- **Work task**:
I need the number of lines in the data that contain the word "icon", and nothing beyond it.

- **Data listing**:
- - - - - - -

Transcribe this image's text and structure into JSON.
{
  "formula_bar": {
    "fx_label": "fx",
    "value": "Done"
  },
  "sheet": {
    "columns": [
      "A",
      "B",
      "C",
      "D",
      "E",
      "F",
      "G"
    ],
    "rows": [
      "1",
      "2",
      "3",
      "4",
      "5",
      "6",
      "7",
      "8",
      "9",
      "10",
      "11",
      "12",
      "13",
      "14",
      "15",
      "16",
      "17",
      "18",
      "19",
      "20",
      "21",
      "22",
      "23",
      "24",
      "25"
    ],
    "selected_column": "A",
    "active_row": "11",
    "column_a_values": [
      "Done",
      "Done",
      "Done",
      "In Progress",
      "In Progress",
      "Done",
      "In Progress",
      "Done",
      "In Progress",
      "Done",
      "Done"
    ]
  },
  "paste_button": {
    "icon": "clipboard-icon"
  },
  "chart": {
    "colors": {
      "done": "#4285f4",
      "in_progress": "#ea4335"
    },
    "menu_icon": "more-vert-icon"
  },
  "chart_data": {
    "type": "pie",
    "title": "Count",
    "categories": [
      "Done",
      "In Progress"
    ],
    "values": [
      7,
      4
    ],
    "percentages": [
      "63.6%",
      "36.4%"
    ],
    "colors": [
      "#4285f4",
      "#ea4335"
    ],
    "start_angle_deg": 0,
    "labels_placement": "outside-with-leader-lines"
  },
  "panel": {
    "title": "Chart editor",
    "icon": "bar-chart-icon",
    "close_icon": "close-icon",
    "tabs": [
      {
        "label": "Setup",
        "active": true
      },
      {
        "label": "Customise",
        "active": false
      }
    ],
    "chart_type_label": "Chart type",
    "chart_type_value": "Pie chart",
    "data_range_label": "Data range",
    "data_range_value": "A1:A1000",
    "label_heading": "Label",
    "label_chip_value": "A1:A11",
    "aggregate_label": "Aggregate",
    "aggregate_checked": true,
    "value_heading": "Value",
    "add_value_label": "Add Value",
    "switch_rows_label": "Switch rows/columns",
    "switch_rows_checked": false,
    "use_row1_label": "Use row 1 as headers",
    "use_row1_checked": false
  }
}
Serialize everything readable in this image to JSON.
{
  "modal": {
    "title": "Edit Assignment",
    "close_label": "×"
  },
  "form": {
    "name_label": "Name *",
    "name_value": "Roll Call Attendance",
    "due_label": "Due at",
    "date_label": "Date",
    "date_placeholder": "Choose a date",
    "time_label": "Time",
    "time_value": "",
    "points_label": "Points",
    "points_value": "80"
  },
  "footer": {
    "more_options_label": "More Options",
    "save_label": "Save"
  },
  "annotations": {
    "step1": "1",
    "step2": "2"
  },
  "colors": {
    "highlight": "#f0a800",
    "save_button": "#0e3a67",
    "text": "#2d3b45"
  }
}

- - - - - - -

- **Reply**:
4